Ethiopia has completed the third filling of its mega-dam reservoir on the Blue Nile, Prime Minister Abiy Ahmed has announced, a development that could raise further tensions with downstream neighbours Egypt and Sudan.
The announcement on Friday comes a day after Ethiopia said it had launched power production from the second turbine at the Grand Ethiopian Renaissance Dam (GERD).
“Today as you see behind me, the third filling is complete,” Abiy said in images shown on state television from the dam site.
“Compared to last year, we have reached 600 metres (1,968 feet) which is 25 metres (82 feet) higher than the previous filling,” he said.
“The Nile is a gift of God given to us for Ethiopians to make use of it,” he added.
The enormous $4.2bn dam has been at the centre of a regional dispute ever since Ethiopia broke ground on the mega project in 2011.
Egypt and Sudan view the dam as a threat because of their dependence on Nile river waters, while Ethiopia deems the dam essential for domestic electrification and development.
Egypt, which depends on the Nile for about 97 percent of its irrigation and drinking water, last month protested Ethiopia’s planned third filling of the dam to the UN Security Council.
Addis Ababa contends the dam is essential saying it will enable the distribution of electricity to its population of more than 110 million.
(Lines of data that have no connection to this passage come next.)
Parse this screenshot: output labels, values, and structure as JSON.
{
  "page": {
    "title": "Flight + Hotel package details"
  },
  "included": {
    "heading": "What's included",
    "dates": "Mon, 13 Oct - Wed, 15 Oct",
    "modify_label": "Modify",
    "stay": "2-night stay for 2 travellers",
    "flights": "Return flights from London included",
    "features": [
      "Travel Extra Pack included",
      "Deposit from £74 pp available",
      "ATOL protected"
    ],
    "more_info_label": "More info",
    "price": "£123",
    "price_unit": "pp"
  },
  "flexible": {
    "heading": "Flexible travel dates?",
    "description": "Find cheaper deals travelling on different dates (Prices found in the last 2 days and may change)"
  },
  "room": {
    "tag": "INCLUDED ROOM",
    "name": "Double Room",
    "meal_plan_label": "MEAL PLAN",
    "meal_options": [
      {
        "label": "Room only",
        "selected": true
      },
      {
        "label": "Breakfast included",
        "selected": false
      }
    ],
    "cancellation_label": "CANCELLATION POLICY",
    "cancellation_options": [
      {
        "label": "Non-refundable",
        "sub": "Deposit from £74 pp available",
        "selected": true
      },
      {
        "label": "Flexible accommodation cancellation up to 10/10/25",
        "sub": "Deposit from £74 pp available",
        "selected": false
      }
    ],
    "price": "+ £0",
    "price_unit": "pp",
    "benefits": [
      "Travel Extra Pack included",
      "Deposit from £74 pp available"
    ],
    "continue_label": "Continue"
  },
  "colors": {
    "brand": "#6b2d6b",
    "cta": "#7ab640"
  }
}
The Renaissance Dam is also the centrepiece of Ethiopia’s bid to become Africa’s biggest power exporter, with a projected capacity of 6,500 megawatts.
Ethiopia first began generating electricity from the GERD in February. Currently, the two turbines, out of a total of 13, have a capacity to generate 750 megawatts of electricity.
The Nile – which at some 6,000km (3,700 miles) is one of the longest rivers in the world – is an essential source of water and electricity for dozens of countries in East Africa.
The Nile Basin river system flows through 11 countries. The Blue Nile and White Nile merge in Sudan before flowing into Egypt and onto the Mediterranean Sea.
Egyptian President Abdel Fattah el-Sisi warned Ethiopia earlier last year that his government would not tolerate any moves that would reduce Egypt’s share of water from the Nile.
Sudan hoped the project would regulate annual flooding but fears its dams would be harmed without agreement on the Ethiopian dam operation.
The 145-metre (475-foot) high GERD straddles the Blue Nile in the Benishangul-Gumuz region of western Ethiopia, near the border with Sudan.